“[Rates] are to the point where now anybody who has received a mortgage is eligible to improve their rates,” he said. “It’s out of the ordinary.”

Major banks are scrambling to handle the influx of applications. PNC Bank said it is reallocating current resources and adding to their staff to handle the volume. Wells Fargo is hiring underwriters, processors and closers into their fulfillment group and moving existing employees into their fulfillment operation. Bank of America said it has seen call volume increase, but its online refinancing option has helped to handle the unexpected surge of refinancing applications.

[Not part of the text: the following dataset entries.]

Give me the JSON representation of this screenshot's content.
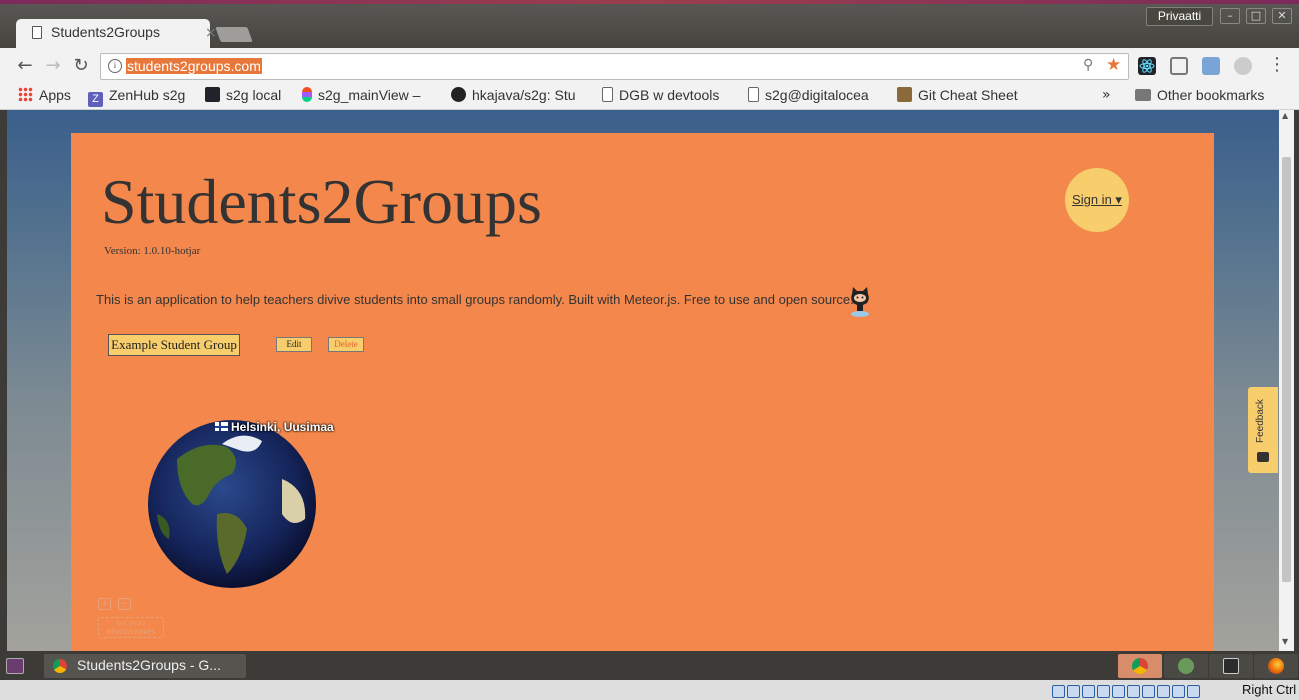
{
  "window": {
    "tab_title": "Students2Groups",
    "tab_close": "×",
    "profile_name": "Privaatti",
    "minimize": "–",
    "maximize": "□",
    "close": "✕"
  },
  "toolbar": {
    "back": "←",
    "forward": "→",
    "reload": "↻",
    "url": "students2groups.com",
    "info": "i",
    "zoom": "⚲",
    "star": "★",
    "menu": "⋮"
  },
  "bookmarks": {
    "items": [
      {
        "label": "Apps",
        "icon": "apps-grid-icon"
      },
      {
        "label": "ZenHub s2g",
        "icon": "zenhub-icon"
      },
      {
        "label": "s2g local",
        "icon": "react-icon"
      },
      {
        "label": "s2g_mainView –",
        "icon": "figma-icon"
      },
      {
        "label": "hkajava/s2g: Stu",
        "icon": "github-icon"
      },
      {
        "label": "DGB w devtools",
        "icon": "page-icon"
      },
      {
        "label": "s2g@digitalocea",
        "icon": "page-icon"
      },
      {
        "label": "Git Cheat Sheet",
        "icon": "git-icon"
      }
    ],
    "overflow": "»",
    "other": "Other bookmarks"
  },
  "page": {
    "title": "Students2Groups",
    "version": "Version: 1.0.10-hotjar",
    "signin": "Sign in ▾",
    "description": "This is an application to help teachers divive students into small groups randomly. Built with Meteor.js. Free to use and open source.",
    "group_button": "Example Student Group",
    "edit": "Edit",
    "delete": "Delete",
    "globe_location": "Helsinki, Uusimaa",
    "zoom_in": "+",
    "zoom_out": "−",
    "revolver_line1": "Get yours",
    "revolver_line2": "REVOLVERMAPS",
    "feedback": "Feedback"
  },
  "taskbar": {
    "window_label": "Students2Groups - G...",
    "right_ctrl": "Right Ctrl"
  },
  "colors": {
    "card": "#f4874b",
    "accent": "#f8cd6b",
    "url_highlight": "#e8773a"
  }
}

United Wholesale Mortgage, which works with brokers looking for loans for their clients, said they saw their volume increase by more than 50 percent in the last week. The company expected additional business at the beginning of the year but it didn’t expect it would stem from a pandemic.

“We didn't know why this would be this busy but we kind of got this fortuitous bounce in our direction that we were able to handle,” said CEO Mat Ishbia. “Our people are pushed to their max capacity.”

The surge in demand for refinancing mortgages has become so high that some banks are raising their rates to handle the demand because they simply don’t have enough staff to process the requests.

“Literally you can’t even return the calls, much less make outbounds,” said Brian Koss, executive vice president of Mortgage Network, an East Coast mortgage provider. “Right now all people are really concentrating on is stemming the tide on what's coming in. This is a new kind of potential new normal and it’s happened very, very suddenly.”

The record low rates has meant people are saving hundreds of dollars on their monthly mortgage payments. At such a volatile economic moment, some borrowers are grateful for the break.

“Any opportunity to save some money here and there is good,” said Shloka Ananthanarayanan, a condominium owner in New York City who refinanced her mortgage this week.

Ananthanarayanan dropped her rate from 4.25 percent to 3.25 percent, which will save her about $200 a month.

“It’s significant in terms of if I were looking for other jobs and things,” she said. “It helps from a budgeting perspective that my living expenses have decreased a little so that I have more savings if I need to take a pay cut or find something else to do.”